• Task to carry out: Below are records; count the lines among them that include the string "date", and state only the number.

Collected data
= = = = =

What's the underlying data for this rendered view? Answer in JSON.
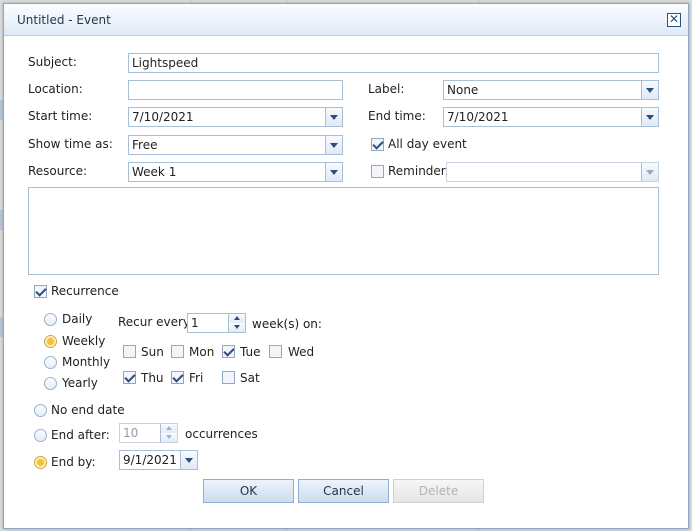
{
  "dialog": {
    "title": "Untitled - Event"
  },
  "form": {
    "subject_label": "Subject:",
    "subject_value": "Lightspeed",
    "location_label": "Location:",
    "location_value": "",
    "label_label": "Label:",
    "label_value": "None",
    "start_label": "Start time:",
    "start_value": "7/10/2021",
    "end_label": "End time:",
    "end_value": "7/10/2021",
    "showas_label": "Show time as:",
    "showas_value": "Free",
    "allday_label": "All day event",
    "allday_checked": true,
    "resource_label": "Resource:",
    "resource_value": "Week 1",
    "reminder_label": "Reminder",
    "reminder_checked": false,
    "reminder_value": ""
  },
  "recurrence": {
    "label": "Recurrence",
    "checked": true,
    "patterns": [
      "Daily",
      "Weekly",
      "Monthly",
      "Yearly"
    ],
    "selected_pattern": "Weekly",
    "recur_every_label": "Recur every",
    "recur_every_value": "1",
    "weeks_on_label": "week(s) on:",
    "days": {
      "sun": {
        "label": "Sun",
        "checked": false
      },
      "mon": {
        "label": "Mon",
        "checked": false
      },
      "tue": {
        "label": "Tue",
        "checked": true
      },
      "wed": {
        "label": "Wed",
        "checked": false
      },
      "thu": {
        "label": "Thu",
        "checked": true
      },
      "fri": {
        "label": "Fri",
        "checked": true
      },
      "sat": {
        "label": "Sat",
        "checked": false
      }
    },
    "no_end_label": "No end date",
    "end_after_label": "End after:",
    "end_after_value": "10",
    "occurrences_label": "occurrences",
    "end_by_label": "End by:",
    "end_by_value": "9/1/2021",
    "selected_range": "End by"
  },
  "buttons": {
    "ok": "OK",
    "cancel": "Cancel",
    "delete": "Delete"
  }
}
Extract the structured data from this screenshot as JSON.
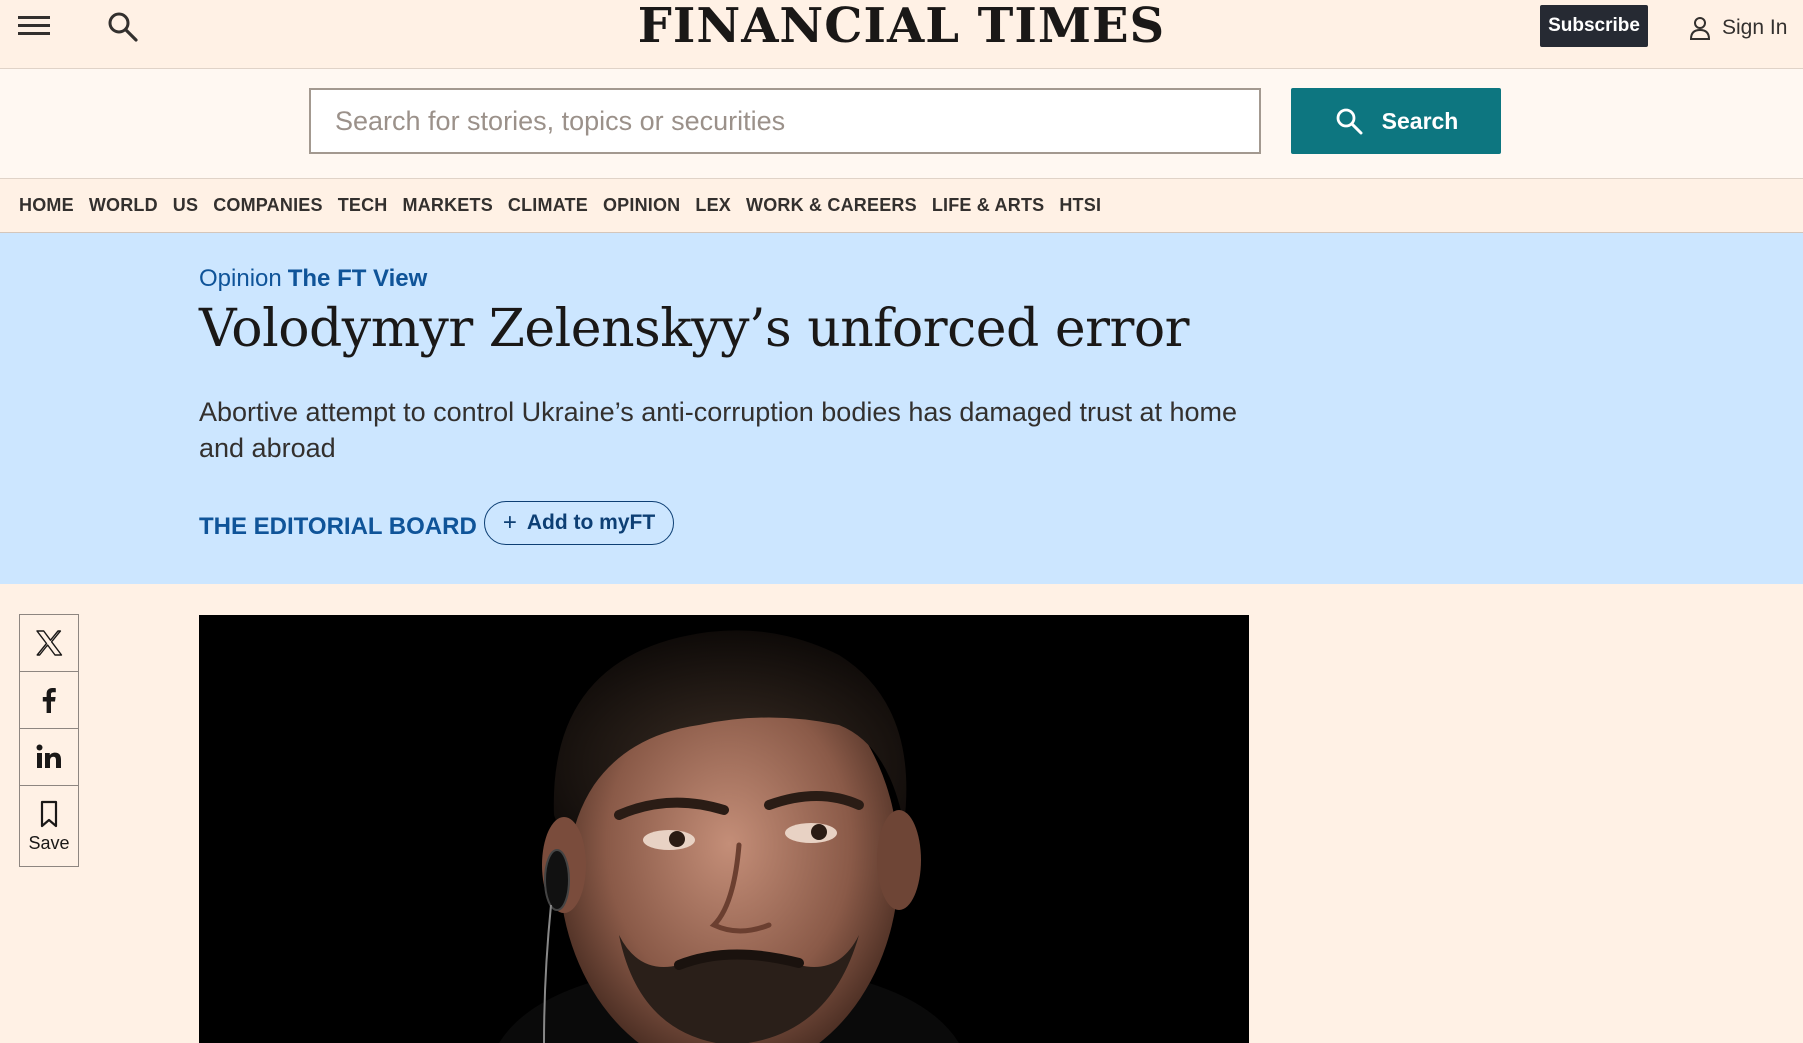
{
  "header": {
    "masthead": "FINANCIAL TIMES",
    "subscribe_label": "Subscribe",
    "signin_label": "Sign In"
  },
  "search": {
    "placeholder": "Search for stories, topics or securities",
    "value": "",
    "button_label": "Search"
  },
  "nav": {
    "items": [
      {
        "label": "HOME"
      },
      {
        "label": "WORLD"
      },
      {
        "label": "US"
      },
      {
        "label": "COMPANIES"
      },
      {
        "label": "TECH"
      },
      {
        "label": "MARKETS"
      },
      {
        "label": "CLIMATE"
      },
      {
        "label": "OPINION"
      },
      {
        "label": "LEX"
      },
      {
        "label": "WORK & CAREERS"
      },
      {
        "label": "LIFE & ARTS"
      },
      {
        "label": "HTSI"
      }
    ]
  },
  "article": {
    "kicker_section": "Opinion",
    "kicker_series": "The FT View",
    "headline": "Volodymyr Zelenskyy’s unforced error",
    "standfirst": "Abortive attempt to control Ukraine’s anti-corruption bodies has damaged trust at home and abroad",
    "author": "THE EDITORIAL BOARD",
    "myft_label": "Add to myFT"
  },
  "share": {
    "save_label": "Save",
    "icons": [
      "x-icon",
      "facebook-icon",
      "linkedin-icon",
      "bookmark-icon"
    ]
  },
  "colors": {
    "page_bg": "#fff1e5",
    "hero_bg": "#cce6ff",
    "teal": "#0d7680",
    "link_blue": "#0f5499",
    "subscribe_bg": "#262a33"
  }
}
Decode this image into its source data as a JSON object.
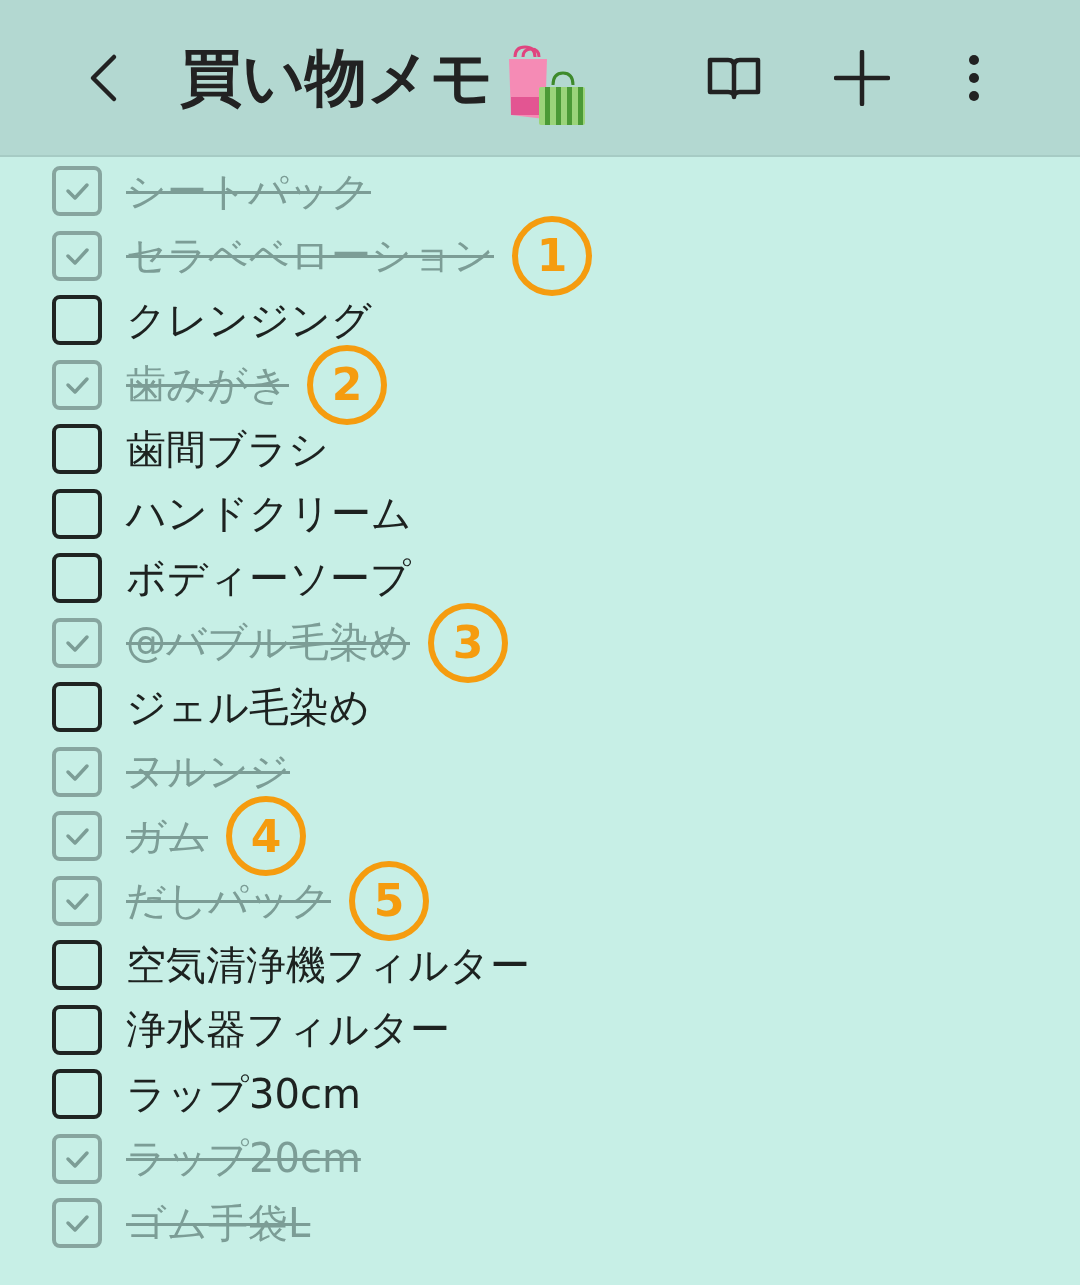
{
  "header": {
    "title": "買い物メモ"
  },
  "items": [
    {
      "text": "シートパック",
      "checked": true
    },
    {
      "text": "セラベベローション",
      "checked": true,
      "marker": "1"
    },
    {
      "text": "クレンジング",
      "checked": false
    },
    {
      "text": "歯みがき",
      "checked": true,
      "marker": "2"
    },
    {
      "text": "歯間ブラシ",
      "checked": false
    },
    {
      "text": "ハンドクリーム",
      "checked": false
    },
    {
      "text": "ボディーソープ",
      "checked": false
    },
    {
      "text": "@バブル毛染め",
      "checked": true,
      "marker": "3"
    },
    {
      "text": "ジェル毛染め",
      "checked": false
    },
    {
      "text": "ヌルンジ",
      "checked": true
    },
    {
      "text": "ガム",
      "checked": true,
      "marker": "4"
    },
    {
      "text": "だしパック",
      "checked": true,
      "marker": "5"
    },
    {
      "text": "空気清浄機フィルター",
      "checked": false
    },
    {
      "text": "浄水器フィルター",
      "checked": false
    },
    {
      "text": "ラップ30cm",
      "checked": false
    },
    {
      "text": "ラップ20cm",
      "checked": true
    },
    {
      "text": "ゴム手袋L",
      "checked": true
    }
  ]
}
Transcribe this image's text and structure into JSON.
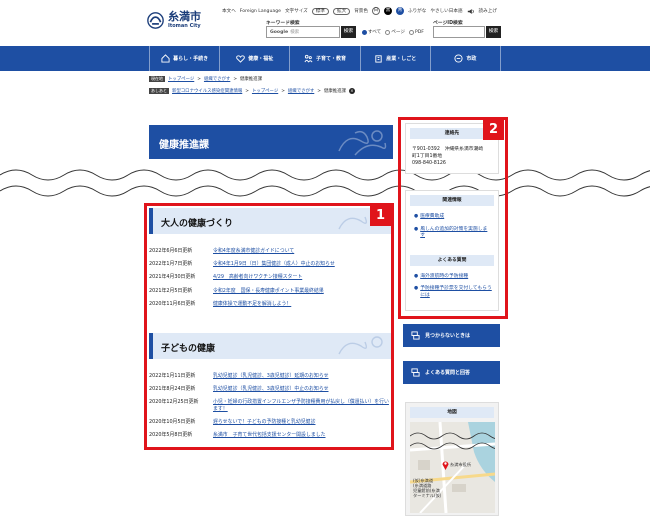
{
  "header": {
    "logo_jp": "糸満市",
    "logo_en": "Itoman City",
    "util": {
      "home": "本文へ",
      "foreign": "Foreign Language",
      "font_size_label": "文字サイズ",
      "font_standard": "標準",
      "font_large": "拡大",
      "bg_color_label": "背景色",
      "bg_white": "白",
      "bg_black": "黒",
      "bg_blue": "青",
      "furigana": "ふりがな",
      "easy_japanese": "やさしい日本語",
      "read_aloud": "読み上げ"
    },
    "keyword_search_label": "キーワード検索",
    "keyword_google": "Google",
    "keyword_placeholder": "検索",
    "search_button": "検索",
    "radio_all": "すべて",
    "radio_page": "ページ",
    "radio_pdf": "PDF",
    "page_id_label": "ページID検索",
    "page_id_button": "検索"
  },
  "nav": {
    "items": [
      {
        "label": "暮らし・手続き"
      },
      {
        "label": "健康・福祉"
      },
      {
        "label": "子育て・教育"
      },
      {
        "label": "産業・しごと"
      },
      {
        "label": "市政"
      }
    ]
  },
  "breadcrumb1": {
    "tag": "現在地",
    "links": [
      "トップページ",
      "組織でさがす"
    ],
    "current": "健康推進課"
  },
  "breadcrumb2": {
    "tag": "あしあと",
    "links": [
      "新型コロナウイルス感染症関連情報",
      "トップページ",
      "組織でさがす"
    ],
    "current": "健康推進課",
    "close": "×"
  },
  "page_title": "健康推進課",
  "adult_section": {
    "title": "大人の健康づくり",
    "items": [
      {
        "date": "2022年6月6日更新",
        "text": "令和4年度糸満市健診ガイドについて"
      },
      {
        "date": "2022年1月7日更新",
        "text": "令和4年1月9日（日）集団健診（成人）中止のお知らせ"
      },
      {
        "date": "2021年4月30日更新",
        "text": "4/29　高齢者向けワクチン接種スタート"
      },
      {
        "date": "2021年2月5日更新",
        "text": "令和2年度　国保・長寿健康ポイント事業最終結果"
      },
      {
        "date": "2020年11月6日更新",
        "text": "健康体操で運動不足を解消しよう！"
      }
    ]
  },
  "child_section": {
    "title": "子どもの健康",
    "items": [
      {
        "date": "2022年1月11日更新",
        "text": "乳幼児健診（乳児健診、3歳児健診）延期のお知らせ"
      },
      {
        "date": "2021年8月24日更新",
        "text": "乳幼児健診（乳児健診、3歳児健診）中止のお知らせ"
      },
      {
        "date": "2020年12月25日更新",
        "text": "小児・妊婦の行政措置インフルエンザ予防接種費用が払戻し（償還払い）を行います！"
      },
      {
        "date": "2020年10月5日更新",
        "text": "遅らせないで！子どもの予防接種と乳幼児健診"
      },
      {
        "date": "2020年5月8日更新",
        "text": "糸満市　子育て世代包括支援センター開設しました"
      }
    ]
  },
  "contact": {
    "head": "連絡先",
    "lines": [
      "〒901-0392　沖縄県糸満市潮崎",
      "町1丁目1番地",
      "098-840-8126"
    ]
  },
  "related": {
    "head": "関連情報",
    "items": [
      "医療費助成",
      "風しんの追加的対策を実施します"
    ]
  },
  "faq": {
    "head": "よくある質問",
    "items": [
      "海外渡航時の予防接種",
      "予防接種予診票を交付してもらうには"
    ]
  },
  "buttons": {
    "not_found": "見つからないときは",
    "faq_and_answers": "よくある質問と回答"
  },
  "map": {
    "head": "地図",
    "label_hall": "糸満市役所",
    "label_left": "(仮)糸満道\n(糸満道路\n児童館前)糸満\nターミナル(仮)"
  },
  "annotations": {
    "badge1": "1",
    "badge2": "2"
  },
  "colors": {
    "brand_blue": "#1e4fa3",
    "highlight_red": "#e0141b",
    "section_bg": "#dfe9f6"
  }
}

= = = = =

• Completed task: 11